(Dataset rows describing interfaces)
# # #

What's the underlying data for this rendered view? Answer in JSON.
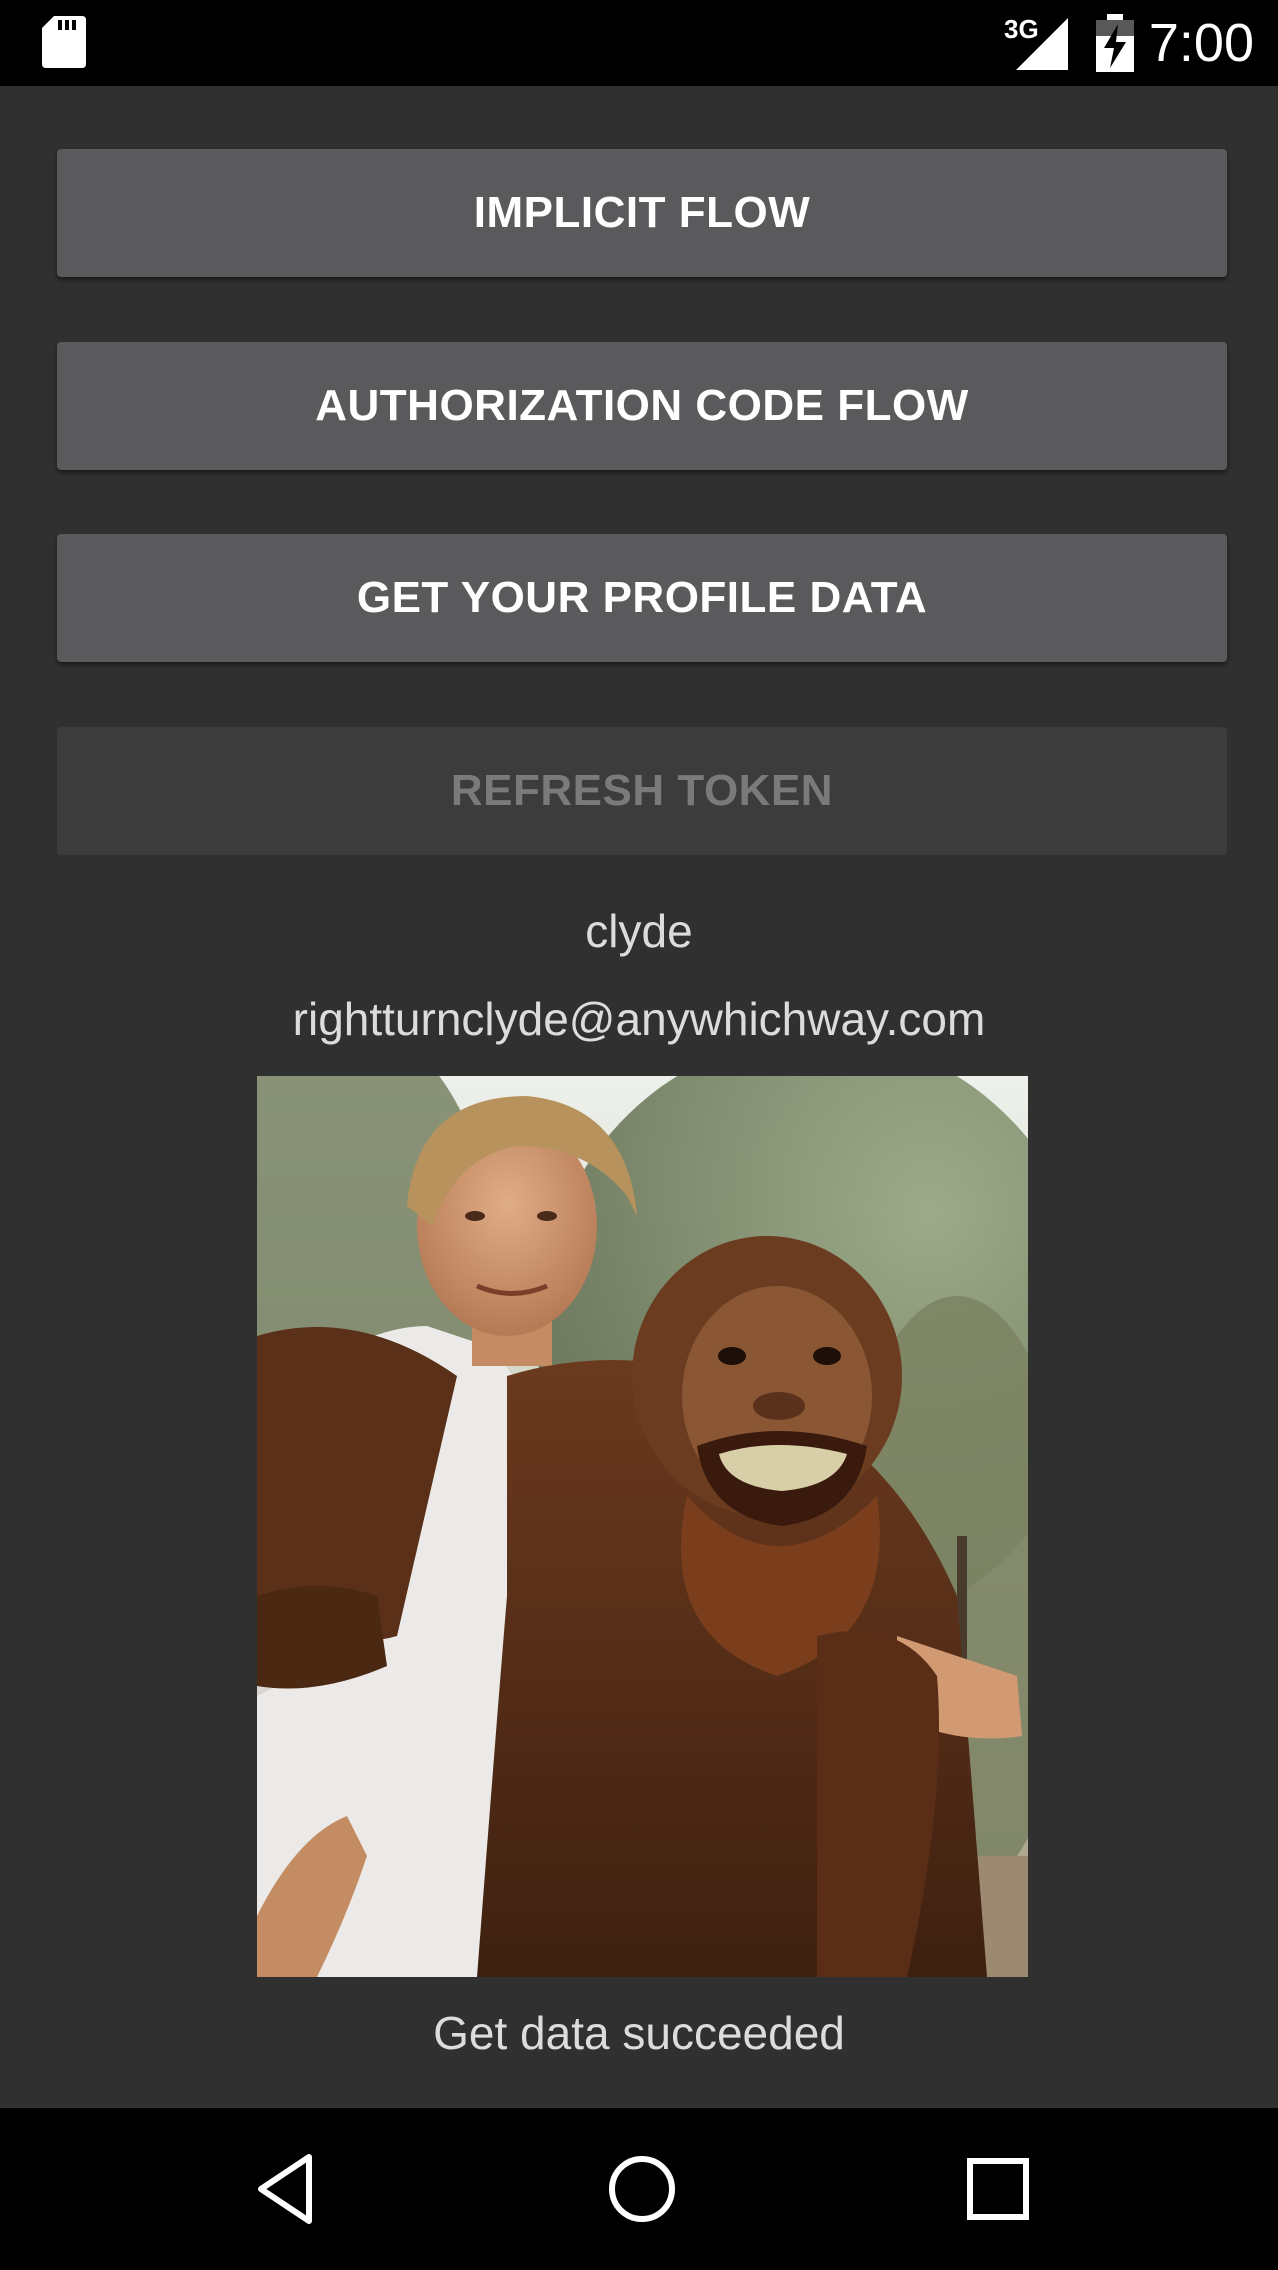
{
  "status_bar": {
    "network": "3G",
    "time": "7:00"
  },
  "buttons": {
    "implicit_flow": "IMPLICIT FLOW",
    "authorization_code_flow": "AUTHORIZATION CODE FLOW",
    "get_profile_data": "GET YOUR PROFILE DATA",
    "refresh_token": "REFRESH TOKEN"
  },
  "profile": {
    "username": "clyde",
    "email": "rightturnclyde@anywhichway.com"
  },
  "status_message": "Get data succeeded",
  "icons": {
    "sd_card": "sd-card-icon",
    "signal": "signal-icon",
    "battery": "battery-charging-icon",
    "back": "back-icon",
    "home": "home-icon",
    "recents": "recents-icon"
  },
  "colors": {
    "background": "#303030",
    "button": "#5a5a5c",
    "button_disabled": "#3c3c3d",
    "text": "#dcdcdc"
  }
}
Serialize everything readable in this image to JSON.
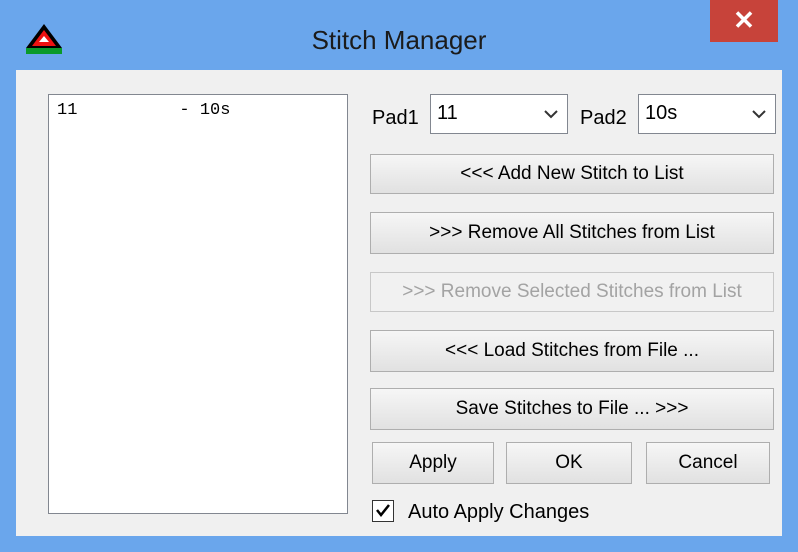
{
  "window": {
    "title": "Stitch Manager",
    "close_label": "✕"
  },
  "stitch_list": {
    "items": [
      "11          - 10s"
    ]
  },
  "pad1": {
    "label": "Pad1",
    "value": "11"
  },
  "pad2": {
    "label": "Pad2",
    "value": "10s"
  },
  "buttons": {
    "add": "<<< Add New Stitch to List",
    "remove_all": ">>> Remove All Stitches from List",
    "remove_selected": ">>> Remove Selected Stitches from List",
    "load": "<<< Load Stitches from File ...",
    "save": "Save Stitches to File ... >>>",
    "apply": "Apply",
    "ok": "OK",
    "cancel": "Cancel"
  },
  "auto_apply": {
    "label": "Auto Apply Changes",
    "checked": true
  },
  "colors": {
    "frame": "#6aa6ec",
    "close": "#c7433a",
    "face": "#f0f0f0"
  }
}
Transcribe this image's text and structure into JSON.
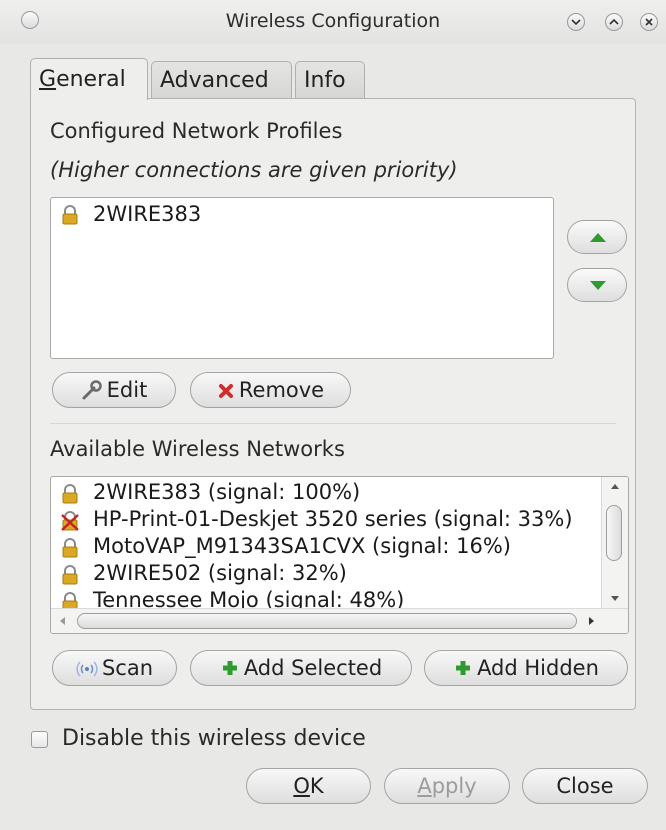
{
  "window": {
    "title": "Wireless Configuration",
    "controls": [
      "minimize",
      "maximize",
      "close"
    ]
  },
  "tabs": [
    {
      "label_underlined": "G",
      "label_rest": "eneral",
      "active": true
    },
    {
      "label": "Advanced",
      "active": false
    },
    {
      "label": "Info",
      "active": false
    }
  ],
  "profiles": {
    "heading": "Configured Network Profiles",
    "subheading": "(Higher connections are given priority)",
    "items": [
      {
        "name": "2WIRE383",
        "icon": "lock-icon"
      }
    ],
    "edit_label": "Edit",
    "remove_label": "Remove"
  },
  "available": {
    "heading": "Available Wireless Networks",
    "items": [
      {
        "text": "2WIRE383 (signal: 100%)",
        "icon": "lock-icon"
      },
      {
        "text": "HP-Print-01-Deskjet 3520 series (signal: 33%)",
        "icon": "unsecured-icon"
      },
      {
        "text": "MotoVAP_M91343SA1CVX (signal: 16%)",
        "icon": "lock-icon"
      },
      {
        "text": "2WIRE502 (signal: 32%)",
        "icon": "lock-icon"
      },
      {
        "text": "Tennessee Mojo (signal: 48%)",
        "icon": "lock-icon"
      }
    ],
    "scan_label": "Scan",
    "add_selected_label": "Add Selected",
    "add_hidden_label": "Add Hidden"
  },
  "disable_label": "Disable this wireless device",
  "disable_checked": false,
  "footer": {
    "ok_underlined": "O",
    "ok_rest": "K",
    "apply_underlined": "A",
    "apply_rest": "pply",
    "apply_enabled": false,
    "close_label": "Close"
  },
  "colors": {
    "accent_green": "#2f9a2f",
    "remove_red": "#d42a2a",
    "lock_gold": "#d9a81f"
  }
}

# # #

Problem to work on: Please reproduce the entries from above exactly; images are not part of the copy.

Worked solution:
What's the underlying data for this rendered view? Answer in JSON.
{
  "status_bar": {
    "network": "3G",
    "time": "7:00"
  },
  "buttons": {
    "implicit_flow": "IMPLICIT FLOW",
    "authorization_code_flow": "AUTHORIZATION CODE FLOW",
    "get_profile_data": "GET YOUR PROFILE DATA",
    "refresh_token": "REFRESH TOKEN"
  },
  "profile": {
    "username": "clyde",
    "email": "rightturnclyde@anywhichway.com"
  },
  "status_message": "Get data succeeded",
  "icons": {
    "sd_card": "sd-card-icon",
    "signal": "signal-icon",
    "battery": "battery-charging-icon",
    "back": "back-icon",
    "home": "home-icon",
    "recents": "recents-icon"
  },
  "colors": {
    "background": "#303030",
    "button": "#5a5a5c",
    "button_disabled": "#3c3c3d",
    "text": "#dcdcdc"
  }
}
Serialize everything readable in this image to JSON.
{
  "window": {
    "title": "Stitch Manager",
    "close_label": "✕"
  },
  "stitch_list": {
    "items": [
      "11          - 10s"
    ]
  },
  "pad1": {
    "label": "Pad1",
    "value": "11"
  },
  "pad2": {
    "label": "Pad2",
    "value": "10s"
  },
  "buttons": {
    "add": "<<< Add New Stitch to List",
    "remove_all": ">>> Remove All Stitches from List",
    "remove_selected": ">>> Remove Selected Stitches from List",
    "load": "<<< Load Stitches from File ...",
    "save": "Save Stitches to File ... >>>",
    "apply": "Apply",
    "ok": "OK",
    "cancel": "Cancel"
  },
  "auto_apply": {
    "label": "Auto Apply Changes",
    "checked": true
  },
  "colors": {
    "frame": "#6aa6ec",
    "close": "#c7433a",
    "face": "#f0f0f0"
  }
}
Transcribe this image's text and structure into JSON.
{
  "window": {
    "title": "Wireless Configuration",
    "controls": [
      "minimize",
      "maximize",
      "close"
    ]
  },
  "tabs": [
    {
      "label_underlined": "G",
      "label_rest": "eneral",
      "active": true
    },
    {
      "label": "Advanced",
      "active": false
    },
    {
      "label": "Info",
      "active": false
    }
  ],
  "profiles": {
    "heading": "Configured Network Profiles",
    "subheading": "(Higher connections are given priority)",
    "items": [
      {
        "name": "2WIRE383",
        "icon": "lock-icon"
      }
    ],
    "edit_label": "Edit",
    "remove_label": "Remove"
  },
  "available": {
    "heading": "Available Wireless Networks",
    "items": [
      {
        "text": "2WIRE383 (signal: 100%)",
        "icon": "lock-icon"
      },
      {
        "text": "HP-Print-01-Deskjet 3520 series (signal: 33%)",
        "icon": "unsecured-icon"
      },
      {
        "text": "MotoVAP_M91343SA1CVX (signal: 16%)",
        "icon": "lock-icon"
      },
      {
        "text": "2WIRE502 (signal: 32%)",
        "icon": "lock-icon"
      },
      {
        "text": "Tennessee Mojo (signal: 48%)",
        "icon": "lock-icon"
      }
    ],
    "scan_label": "Scan",
    "add_selected_label": "Add Selected",
    "add_hidden_label": "Add Hidden"
  },
  "disable_label": "Disable this wireless device",
  "disable_checked": false,
  "footer": {
    "ok_underlined": "O",
    "ok_rest": "K",
    "apply_underlined": "A",
    "apply_rest": "pply",
    "apply_enabled": false,
    "close_label": "Close"
  },
  "colors": {
    "accent_green": "#2f9a2f",
    "remove_red": "#d42a2a",
    "lock_gold": "#d9a81f"
  }
}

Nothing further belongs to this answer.